Throat infection Sore throat caused by viral or bacterial infection of the pharynx, palatine tonsils, or both, which may or may not be culture positive for group A streptococcus. This includes the terms strep throat, acute tonsillitis, pharyngitis, adenotonsillitis or tonsillopharyngitis.
Obstructive sleep-disordered breathing (oSDB) Clinical diagnosis characterized by obstructive abnormalities of the respiratory pattern or the adequacy of oxygenation/ventilation during sleep, which include snoring, mouth breathing, and pauses in breathing. oSDB encompasses a spectrum of obstructive disorders that increases in severity from primary snoring to obstructive sleep apnea (OSA). Daytime symptoms associated with oSDB may include inattention, poor concentration, hyperactivity or excessive sleepiness.
The term oSDB is used to distinguish oSDB from SDB that includes central apnea and/or abnormalities of ventilation (e.g. hypopnea associated hypoventilation).
Obstructive sleep apnea (OSA) Diagnosed when oSDB is accompanied by an abnormal polysomnography (PSG) with an obstructive apnea-hyponea index (AHI) ≥1. It is a disorder of breathing during sleep characterized by prolonged partial upper airway obstruction and/or intermittent complete obstruction (obstructive apnea) that disrupts normal ventilation during sleep and normal sleep patterns.
Caregiver Used throughout the document to refer to parents, guardians or other adults providing care to children under consideration for or undergoing tonsillectomy.

Table 2. Summary of Key Action Statements (KAS)

...Summary of Key Action Statements (KAS)...

...iagnos...


...chful waiting for recurrent throat i...


...roat infection with documentationClinicia...


...for recurrent infection with modifying f...


...sillectomy for oSDBClinicians should ask caregi...


...ons for polysomnography (PSG)Befor...


...recommendations for PSGThe clinician...


7. Tonsillectomy for obstructive sleep apnea...


...ation regarding persistent or recurren...


...ive pain counselingThe clinician should...


...eatmen...

...erioperative antibioticsClinicians sh...

...traoperative steroidsClinicians should admini...

...Inpatient monitoring for children after ton...

...Postoperative ibuprofen and acetami...

...perative codeineClinicians must NOT administe...
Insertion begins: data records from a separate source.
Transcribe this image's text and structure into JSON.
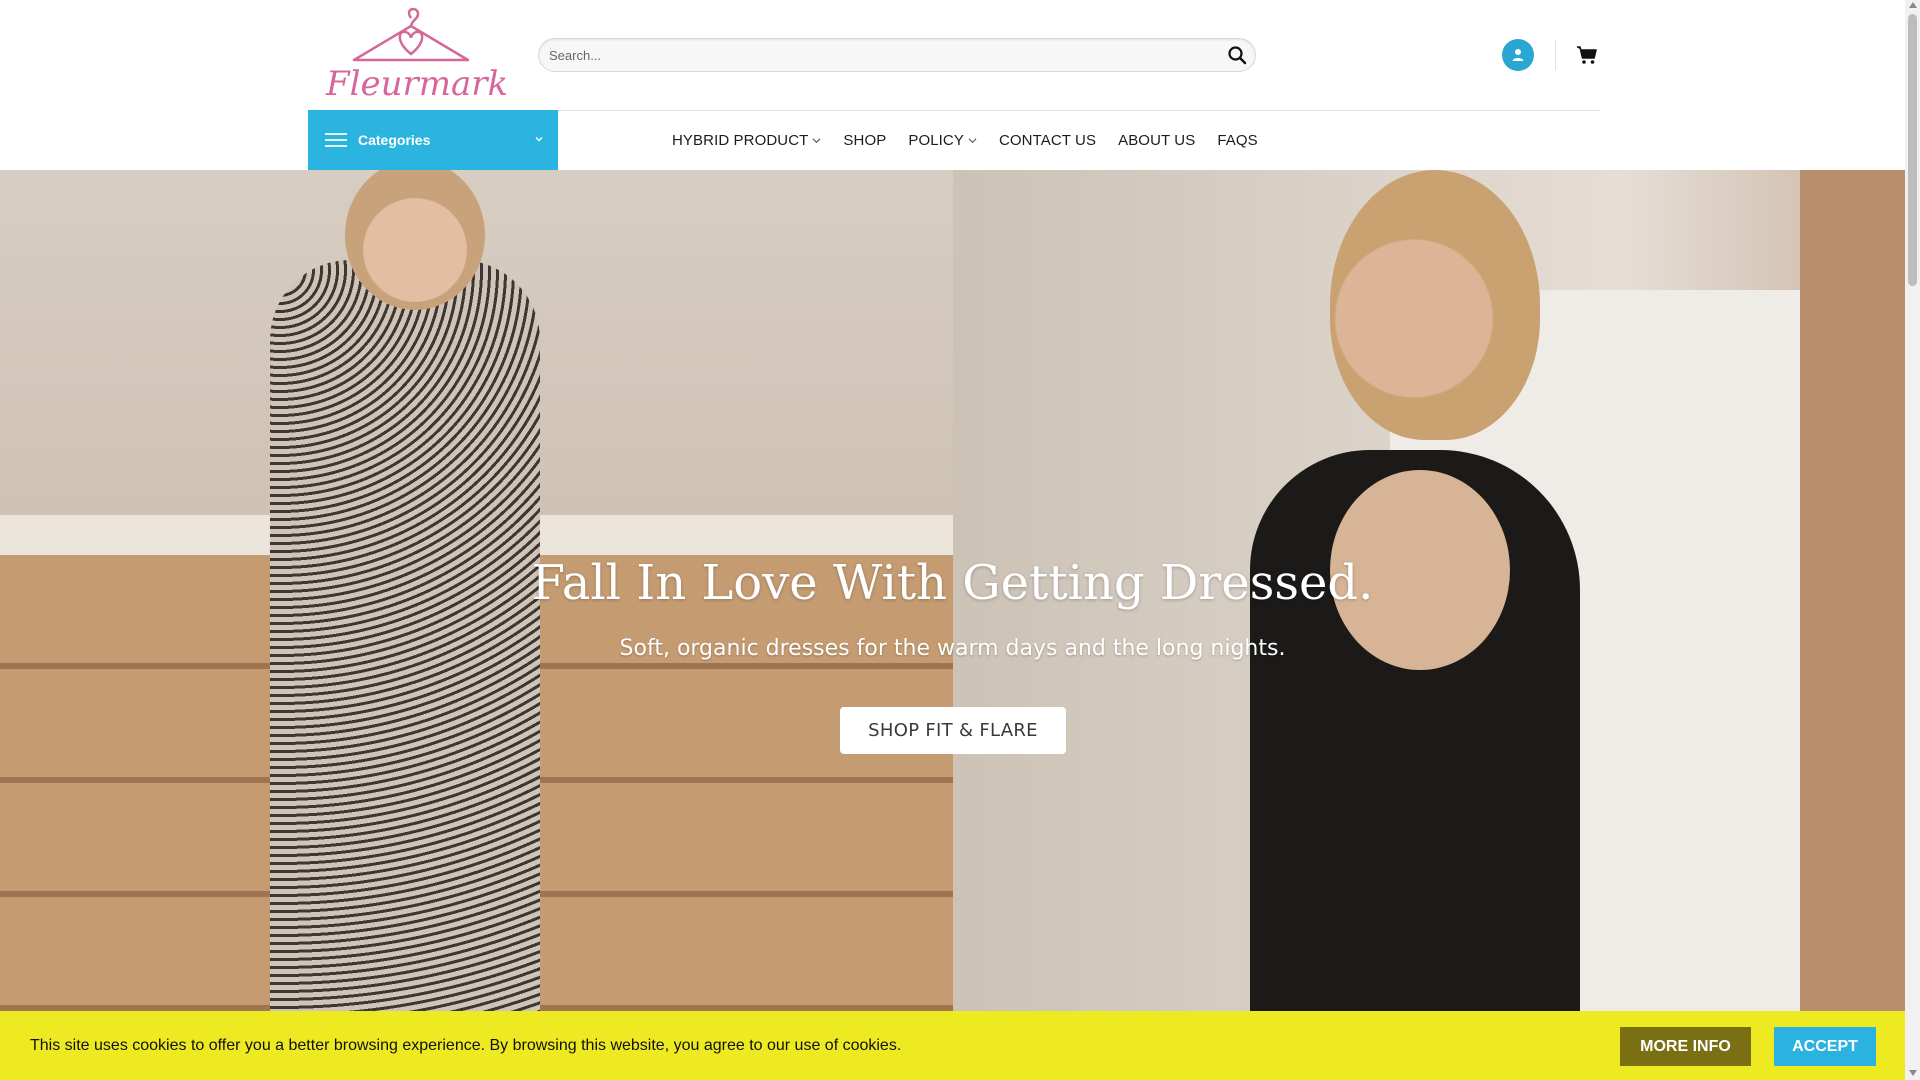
{
  "brand": {
    "name": "Fleurmark",
    "logo_color": "#d6679b"
  },
  "search": {
    "placeholder": "Search...",
    "icon": "search-icon"
  },
  "header_icons": {
    "account": "user-icon",
    "cart": "cart-icon",
    "accent": "#2aa6d2"
  },
  "categories": {
    "label": "Categories",
    "icon": "menu-icon",
    "background": "#2cb4e0"
  },
  "nav": {
    "items": [
      {
        "label": "HYBRID PRODUCT",
        "has_dropdown": true
      },
      {
        "label": "SHOP",
        "has_dropdown": false
      },
      {
        "label": "POLICY",
        "has_dropdown": true
      },
      {
        "label": "CONTACT US",
        "has_dropdown": false
      },
      {
        "label": "ABOUT US",
        "has_dropdown": false
      },
      {
        "label": "FAQS",
        "has_dropdown": false
      }
    ]
  },
  "hero": {
    "title": "Fall In Love With Getting Dressed.",
    "subtitle": "Soft, organic dresses for the warm days and the long nights.",
    "cta_label": "SHOP FIT & FLARE"
  },
  "cookie": {
    "text": "This site uses cookies to offer you a better browsing experience. By browsing this website, you agree to our use of cookies.",
    "more_info_label": "MORE INFO",
    "accept_label": "ACCEPT",
    "background": "#eeea22"
  }
}
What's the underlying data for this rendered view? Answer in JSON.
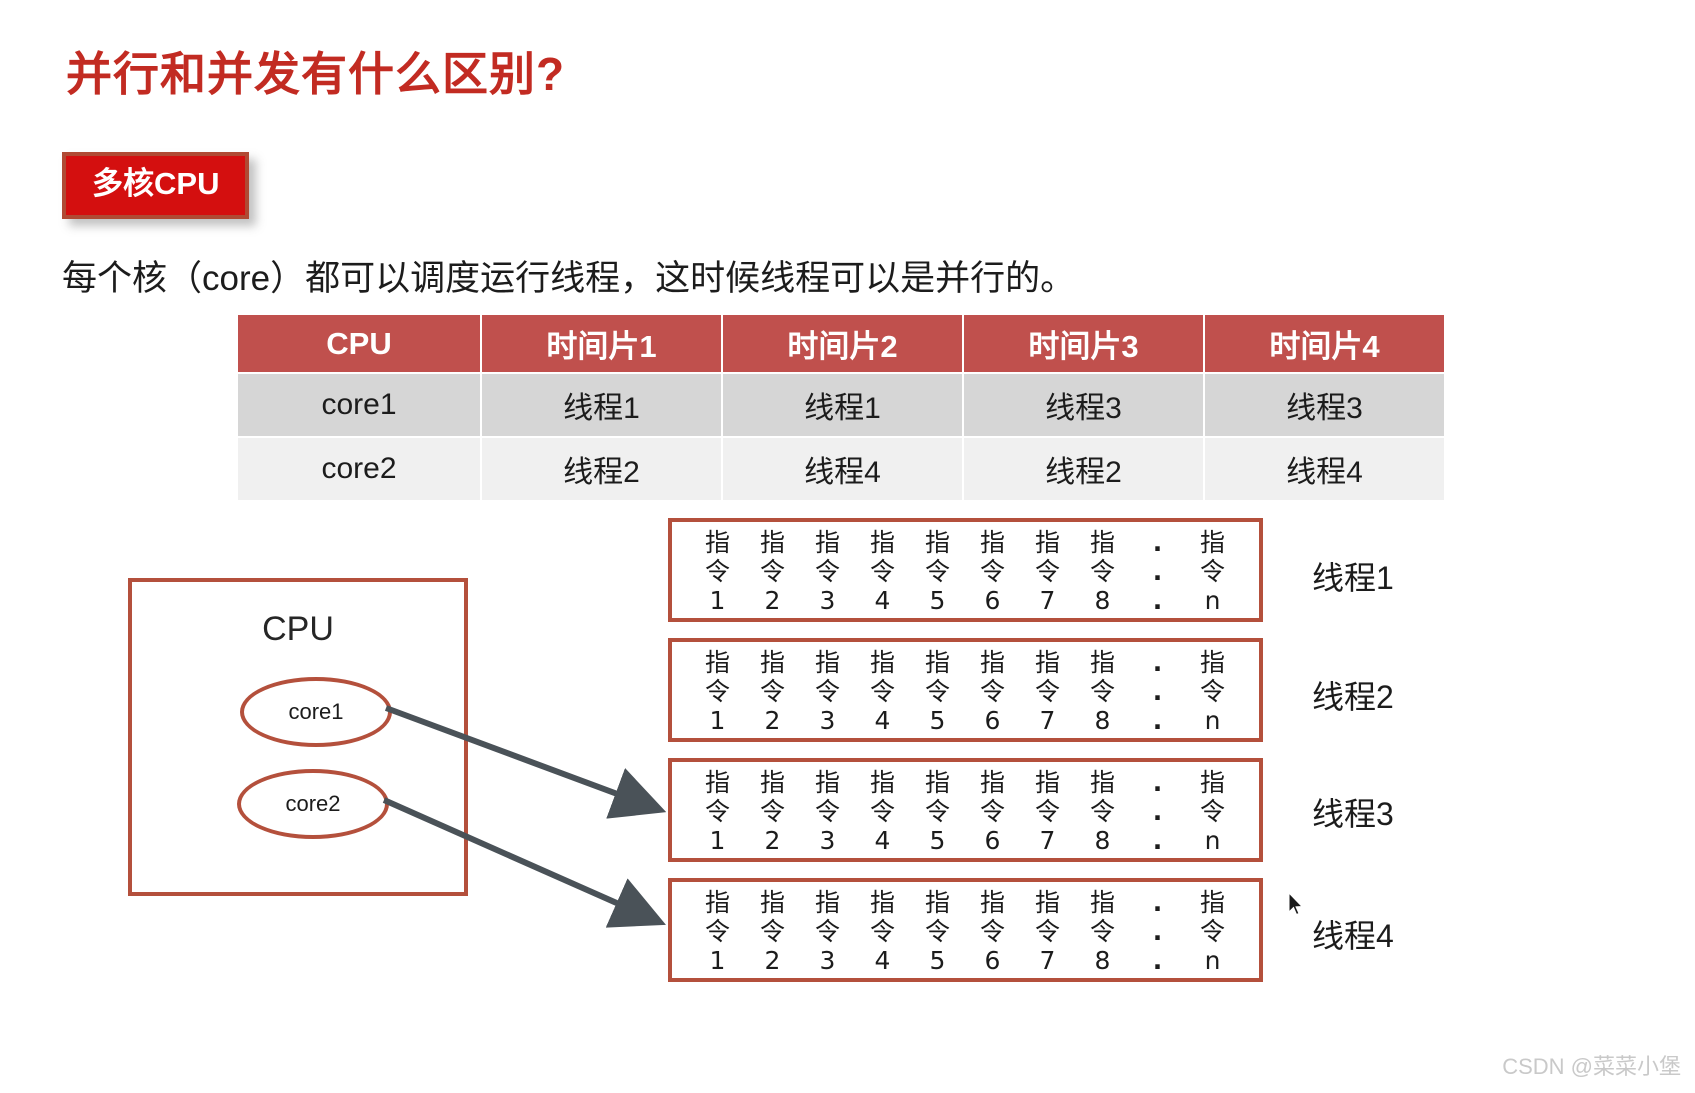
{
  "slide": {
    "title": "并行和并发有什么区别?",
    "badge_label": "多核CPU",
    "subtitle": "每个核（core）都可以调度运行线程，这时候线程可以是并行的。",
    "watermark": "CSDN @菜菜小堡"
  },
  "schedule_table": {
    "headers": [
      "CPU",
      "时间片1",
      "时间片2",
      "时间片3",
      "时间片4"
    ],
    "rows": [
      [
        "core1",
        "线程1",
        "线程1",
        "线程3",
        "线程3"
      ],
      [
        "core2",
        "线程2",
        "线程4",
        "线程2",
        "线程4"
      ]
    ]
  },
  "cpu_diagram": {
    "box_label": "CPU",
    "cores": [
      "core1",
      "core2"
    ]
  },
  "instruction_boxes": [
    {
      "thread_label": "线程1",
      "top_row": [
        "指",
        "指",
        "指",
        "指",
        "指",
        "指",
        "指",
        "指",
        ".",
        "指"
      ],
      "mid_row": [
        "令",
        "令",
        "令",
        "令",
        "令",
        "令",
        "令",
        "令",
        ".",
        "令"
      ],
      "num_row": [
        "1",
        "2",
        "3",
        "4",
        "5",
        "6",
        "7",
        "8",
        ".",
        "n"
      ]
    },
    {
      "thread_label": "线程2",
      "top_row": [
        "指",
        "指",
        "指",
        "指",
        "指",
        "指",
        "指",
        "指",
        ".",
        "指"
      ],
      "mid_row": [
        "令",
        "令",
        "令",
        "令",
        "令",
        "令",
        "令",
        "令",
        ".",
        "令"
      ],
      "num_row": [
        "1",
        "2",
        "3",
        "4",
        "5",
        "6",
        "7",
        "8",
        ".",
        "n"
      ]
    },
    {
      "thread_label": "线程3",
      "top_row": [
        "指",
        "指",
        "指",
        "指",
        "指",
        "指",
        "指",
        "指",
        ".",
        "指"
      ],
      "mid_row": [
        "令",
        "令",
        "令",
        "令",
        "令",
        "令",
        "令",
        "令",
        ".",
        "令"
      ],
      "num_row": [
        "1",
        "2",
        "3",
        "4",
        "5",
        "6",
        "7",
        "8",
        ".",
        "n"
      ]
    },
    {
      "thread_label": "线程4",
      "top_row": [
        "指",
        "指",
        "指",
        "指",
        "指",
        "指",
        "指",
        "指",
        ".",
        "指"
      ],
      "mid_row": [
        "令",
        "令",
        "令",
        "令",
        "令",
        "令",
        "令",
        "令",
        ".",
        "令"
      ],
      "num_row": [
        "1",
        "2",
        "3",
        "4",
        "5",
        "6",
        "7",
        "8",
        ".",
        "n"
      ]
    }
  ],
  "colors": {
    "title_red": "#c22b22",
    "badge_fill": "#d40f0f",
    "badge_border": "#b04a34",
    "table_header": "#c0504d",
    "row_a": "#d6d6d6",
    "row_b": "#f0f0f0",
    "diagram_border": "#b4503c",
    "arrow": "#4a5258"
  }
}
15a. Outcome assessment for bleedingC...

...Post-tonsillectomy bleeding (PTB) rateClinicians...


Treatment

Treatm...

...ise Criteria for TonsillectomyHaving tr...


...Role of PSG in assessing high-risk populations b...


...Tonsillectomy and oSDB Caregiver Counseling...


...jective Tonsil Grading Scale


.... Tonsillectomy in Children CPG algori...


Patient Information

...tient Information...

...Tonsillectomy Pain Management For Children:...


...and Airway Obstruction During Sleep Caregiver...